- [About this exercise]: Using the data below, show every line where the word "signal" occurs.

- [Stored data]:
--------
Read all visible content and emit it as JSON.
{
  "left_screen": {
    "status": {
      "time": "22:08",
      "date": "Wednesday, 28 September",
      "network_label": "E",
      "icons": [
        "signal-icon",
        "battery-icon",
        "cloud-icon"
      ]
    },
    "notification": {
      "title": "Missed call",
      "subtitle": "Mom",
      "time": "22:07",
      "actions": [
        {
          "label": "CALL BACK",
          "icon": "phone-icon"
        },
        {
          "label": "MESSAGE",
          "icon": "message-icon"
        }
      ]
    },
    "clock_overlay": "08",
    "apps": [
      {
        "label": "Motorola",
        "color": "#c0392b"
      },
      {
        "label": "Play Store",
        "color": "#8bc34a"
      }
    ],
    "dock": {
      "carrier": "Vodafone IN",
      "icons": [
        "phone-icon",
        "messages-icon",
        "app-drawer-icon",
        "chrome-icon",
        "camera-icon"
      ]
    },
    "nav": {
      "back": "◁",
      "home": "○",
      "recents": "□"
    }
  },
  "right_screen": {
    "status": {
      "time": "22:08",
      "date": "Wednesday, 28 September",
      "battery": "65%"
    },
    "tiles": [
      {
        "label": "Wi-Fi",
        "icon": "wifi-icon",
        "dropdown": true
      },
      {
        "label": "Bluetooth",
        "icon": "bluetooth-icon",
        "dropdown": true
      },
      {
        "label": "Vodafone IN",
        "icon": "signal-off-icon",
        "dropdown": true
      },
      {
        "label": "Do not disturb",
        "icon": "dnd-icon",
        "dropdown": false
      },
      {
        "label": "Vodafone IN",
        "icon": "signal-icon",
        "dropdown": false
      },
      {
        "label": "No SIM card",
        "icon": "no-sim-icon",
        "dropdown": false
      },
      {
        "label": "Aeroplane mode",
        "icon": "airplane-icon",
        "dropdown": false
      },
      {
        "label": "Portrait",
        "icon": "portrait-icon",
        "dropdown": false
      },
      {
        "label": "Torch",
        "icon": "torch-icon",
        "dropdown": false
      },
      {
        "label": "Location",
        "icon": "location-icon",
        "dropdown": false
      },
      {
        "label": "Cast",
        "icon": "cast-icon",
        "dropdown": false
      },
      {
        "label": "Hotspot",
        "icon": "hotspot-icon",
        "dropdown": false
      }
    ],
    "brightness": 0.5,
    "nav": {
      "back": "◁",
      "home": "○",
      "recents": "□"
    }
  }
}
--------
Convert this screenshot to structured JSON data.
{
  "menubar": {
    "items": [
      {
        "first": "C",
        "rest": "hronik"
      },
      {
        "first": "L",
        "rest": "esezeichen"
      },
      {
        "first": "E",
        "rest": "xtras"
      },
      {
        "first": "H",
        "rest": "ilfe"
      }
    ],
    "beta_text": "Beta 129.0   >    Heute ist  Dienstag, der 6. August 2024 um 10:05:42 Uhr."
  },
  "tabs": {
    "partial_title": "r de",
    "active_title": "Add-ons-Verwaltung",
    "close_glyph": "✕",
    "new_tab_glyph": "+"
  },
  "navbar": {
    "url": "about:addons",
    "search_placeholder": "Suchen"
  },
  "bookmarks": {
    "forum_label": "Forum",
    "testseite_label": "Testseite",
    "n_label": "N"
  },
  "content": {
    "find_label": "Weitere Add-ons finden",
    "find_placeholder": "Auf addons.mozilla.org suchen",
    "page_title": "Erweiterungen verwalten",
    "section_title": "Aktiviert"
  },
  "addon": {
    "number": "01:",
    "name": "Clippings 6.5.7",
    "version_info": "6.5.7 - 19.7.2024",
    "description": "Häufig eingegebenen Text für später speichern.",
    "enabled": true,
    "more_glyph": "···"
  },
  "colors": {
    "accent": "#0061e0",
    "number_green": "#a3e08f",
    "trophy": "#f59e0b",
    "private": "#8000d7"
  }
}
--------
- [Exercise solution]:
        "signal-icon",
        "icon": "signal-off-icon",
        "icon": "signal-icon",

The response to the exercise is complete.